11/ Advocates should not be asked to obtain an order for possession forthwith unless either it is an action against trespassers or the property is empty. District judges will not make such an order and it is pointless to ask for an order in such terms. In general, there is no point asking for an order that it is clear that the court will not make. This does not endear the advocate to the judge (as one has to seek the order sought) and gives the impression that the Claimant is either over-aggressive or that the solicitors do not know what they are doing. A judge may, in such circumstances, be more inquisitive as to compliance with procedure, with unhelpful result.

12/ The instructions should be clear where the advocate has a discretion to agree a compromise autonomously. Additionally, where there is a specific requirement to seek leave to appeal under certain circumstances, this should be clearly stated. An advocate can use his or her judgment and ask for leave to appeal when the court has, in his or her view, made an error of law or mis-used discretion, but cannot be expected to second-guess the view of instructing solicitors on every aspect. Equally if the client is unlikely to proceed with an appeal unless the order is completely wrong this should be stated, to avoid the matter being stayed unnecessarily for an appeal to proceed.

13/ Expensive 0870, 0845 and 0844 numbers should be avoided. The advocate is usually calling from court using a mobile 'phone and these numbers are very expensive to call from mobiles, typically 40p per minute. If the instructing firm only has such numbers available, consider giving the advocate a main and alternate mobile number to use. This is to avoid the advocate's fee being consumed by telephone calls to clarify instructions!

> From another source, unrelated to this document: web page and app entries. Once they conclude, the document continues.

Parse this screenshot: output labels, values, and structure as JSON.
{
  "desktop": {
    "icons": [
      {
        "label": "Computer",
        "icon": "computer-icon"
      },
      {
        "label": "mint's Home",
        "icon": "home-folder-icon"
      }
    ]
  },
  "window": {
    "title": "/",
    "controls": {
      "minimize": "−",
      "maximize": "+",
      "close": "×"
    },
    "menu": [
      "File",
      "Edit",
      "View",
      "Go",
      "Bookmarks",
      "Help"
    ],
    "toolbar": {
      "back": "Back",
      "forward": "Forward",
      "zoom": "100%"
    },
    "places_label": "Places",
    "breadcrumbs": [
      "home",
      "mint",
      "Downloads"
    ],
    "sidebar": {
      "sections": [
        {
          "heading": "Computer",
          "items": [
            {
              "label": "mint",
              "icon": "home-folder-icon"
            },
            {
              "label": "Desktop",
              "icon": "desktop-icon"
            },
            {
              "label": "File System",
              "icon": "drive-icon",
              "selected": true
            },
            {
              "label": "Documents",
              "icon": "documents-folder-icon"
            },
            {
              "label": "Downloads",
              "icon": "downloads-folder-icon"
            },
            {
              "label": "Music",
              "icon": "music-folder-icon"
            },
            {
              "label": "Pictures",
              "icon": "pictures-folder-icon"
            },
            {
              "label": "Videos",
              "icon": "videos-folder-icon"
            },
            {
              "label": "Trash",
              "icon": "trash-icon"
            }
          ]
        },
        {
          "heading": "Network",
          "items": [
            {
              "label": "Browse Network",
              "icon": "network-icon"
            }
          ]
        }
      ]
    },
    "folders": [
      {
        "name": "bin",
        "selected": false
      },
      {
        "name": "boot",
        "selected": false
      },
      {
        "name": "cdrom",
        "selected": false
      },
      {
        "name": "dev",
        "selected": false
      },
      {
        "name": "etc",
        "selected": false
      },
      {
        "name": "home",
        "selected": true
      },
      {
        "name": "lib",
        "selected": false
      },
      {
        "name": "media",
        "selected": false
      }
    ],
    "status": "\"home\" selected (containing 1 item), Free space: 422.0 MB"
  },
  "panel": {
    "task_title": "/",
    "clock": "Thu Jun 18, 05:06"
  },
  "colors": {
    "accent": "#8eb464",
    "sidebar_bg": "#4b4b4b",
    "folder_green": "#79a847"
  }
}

14/ Scanned pages can be helpful or unweildy. Ideally your scanner (or scanner system) will be set up to produce monochrome copies at no more than 150dpi. Any larger, or including colour, will rapidly increase the file size. If you budget on 100KB per page a 50 page document will be around 5MB, which is large enough. The same document being 12MB or even 40MB is utterly unwieldy and will be very difficult to download and use on a mobile device at court if needed. Please check with your IT department to make sure that the scanner settings default on the side of efficiency.

15/ Please use PDF or Word 97 documents only. Please do not use JPEG (.jpg) or TIFF image file formats, especially for multi-page documents. Although they are slightly larger, PDF documents are to be preferred. The formatting in the new Microsoft XML documents is very unweildy and should be avoided.